- EXERCISE PROMPT
Report every line from the material that contains the word "Paket".

- DATASET RECORDS
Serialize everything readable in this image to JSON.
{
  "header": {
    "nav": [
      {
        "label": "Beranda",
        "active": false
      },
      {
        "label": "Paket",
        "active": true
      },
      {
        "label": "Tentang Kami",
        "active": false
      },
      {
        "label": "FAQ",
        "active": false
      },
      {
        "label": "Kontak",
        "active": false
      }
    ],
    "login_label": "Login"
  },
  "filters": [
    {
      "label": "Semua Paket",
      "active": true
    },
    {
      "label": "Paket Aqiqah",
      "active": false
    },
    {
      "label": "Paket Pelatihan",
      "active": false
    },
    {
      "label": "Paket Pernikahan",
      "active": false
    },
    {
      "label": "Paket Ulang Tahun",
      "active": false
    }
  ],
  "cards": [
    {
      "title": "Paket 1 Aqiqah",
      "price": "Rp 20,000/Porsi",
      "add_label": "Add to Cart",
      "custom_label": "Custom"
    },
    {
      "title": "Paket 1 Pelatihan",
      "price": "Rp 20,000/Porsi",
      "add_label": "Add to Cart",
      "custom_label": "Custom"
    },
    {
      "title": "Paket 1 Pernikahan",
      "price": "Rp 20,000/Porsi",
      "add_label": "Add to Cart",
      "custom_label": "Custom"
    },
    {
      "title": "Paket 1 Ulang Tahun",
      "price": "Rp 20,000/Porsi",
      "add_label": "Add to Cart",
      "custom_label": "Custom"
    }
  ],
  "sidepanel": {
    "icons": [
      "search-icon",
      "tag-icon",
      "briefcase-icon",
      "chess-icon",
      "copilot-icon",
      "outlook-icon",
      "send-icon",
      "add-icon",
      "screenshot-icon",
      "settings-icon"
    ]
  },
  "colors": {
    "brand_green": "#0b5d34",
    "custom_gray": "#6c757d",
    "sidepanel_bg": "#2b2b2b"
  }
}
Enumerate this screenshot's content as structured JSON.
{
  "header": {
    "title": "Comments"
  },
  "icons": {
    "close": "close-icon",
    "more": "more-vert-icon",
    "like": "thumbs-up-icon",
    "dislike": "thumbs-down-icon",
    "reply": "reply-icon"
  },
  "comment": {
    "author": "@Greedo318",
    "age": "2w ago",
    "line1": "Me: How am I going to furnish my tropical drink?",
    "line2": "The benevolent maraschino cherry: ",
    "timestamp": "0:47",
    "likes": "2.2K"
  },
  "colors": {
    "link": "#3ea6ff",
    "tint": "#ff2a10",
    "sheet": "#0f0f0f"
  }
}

- EXERCISE OUTPUT
        "label": "Paket",
      "label": "Semua Paket",
      "label": "Paket Aqiqah",
      "label": "Paket Pelatihan",
      "label": "Paket Pernikahan",
      "label": "Paket Ulang Tahun",
      "title": "Paket 1 Aqiqah",
      "title": "Paket 1 Pelatihan",
      "title": "Paket 1 Pernikahan",
      "title": "Paket 1 Ulang Tahun",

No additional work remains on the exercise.